I haven't read a lot of Stephenson's other works (although I intend to, since I enjoy his style so much), but an idea of his that occurs both in The Diamond Age and Snow Crash (which is to virtual reality what the former is to nanotechnology) is that nation-states no longer exist. Instead, people organize themselves into tribes or phyles. Sometimes they are constructed along religious lines, like Mormons. Sometimes ethnic ones, like the Ashanti of Ghana. There is CrypNet, essentially a phyle of hackers and crackers, and New Atlantis who consider themselves "neo-Victorians." We'd call them Steampunks.

In a world where nanotechnology is readily available, it's easy to mass-produce goods, or any specific good in question. If I want the Mona Lisa, I can just punch up the code for it in my MC and boom. I have my own Renaissance masterpiece to hang on my wall. Or I can print out a bunch of them and go skeet shooting.

The thing is, if one places value on an object's originality or uniqueness, then my copies of the Mona Lisa aren't as good as the real thing. They're just copies. Neo-Victorians are people who place value on unique things and hand-made crafts.Take for example, Merkle Hall, one of the main buildings used by a nanotechnology company of neo-Victorians. Stephenson describes it like this:

It was Gothic and very large, like most of the Design Works. Its vaulted ceiling was decorated with a hard fresco consisting of paint on plaster. Since this entire building, except for the fresco, had been grown straight from the Feed, it would have been easier to build a mediatron [a type of screen] into the ceiling and set it to display a soft fresco, which could have been changed from time to time. But neo-Victorians almost never used mediatrons. Hard art demanded commitment from the artist. It could only be done once, and if you screwed it up, you had to live with the consequences.

That sentiment appeals to me, even as I type this on my laptop, frequently going back and changing sections, copy-pasting the word "nanotechnology" because I don't like typing it over and over again. But hand-made things feel a little bit more "real" than copied things, don't they?

Funnily enough, the neo-Victorians tend to make most of their money on creating things with the Feed, that is, things created with nanotechnology. And it is their vast amounts of money that allows them to afford the services of craftsmen and women who make things like paper by hand.

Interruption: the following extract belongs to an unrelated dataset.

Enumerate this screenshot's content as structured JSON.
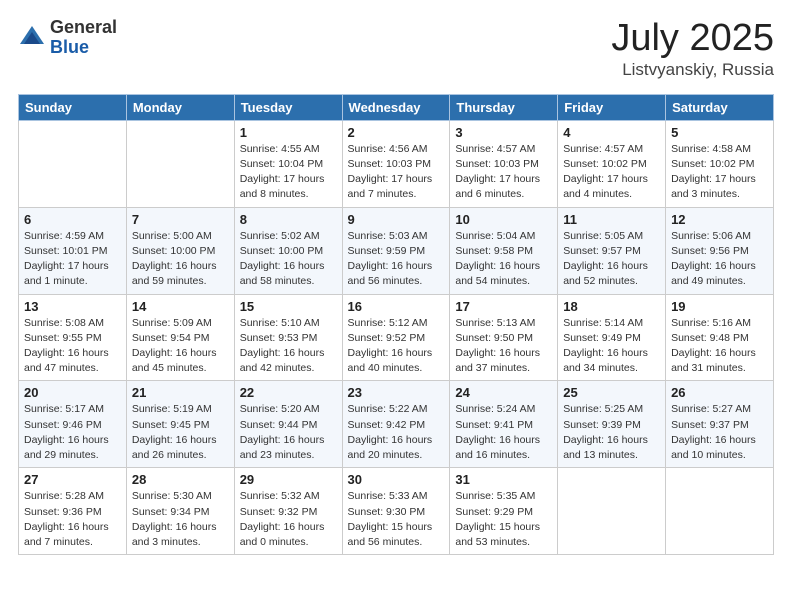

Anywho, there are a number of other things I enjoy about Mr. Stephenson's work, like the fact that he goes off on long educational tangents that read like really interesting textbooks, and I actually like that. I enjoy learning. There are also sword fights, which I feel like many literary works are lacking. Throw in a good knife-fight into The Scarlet Letter and I might pick it up again.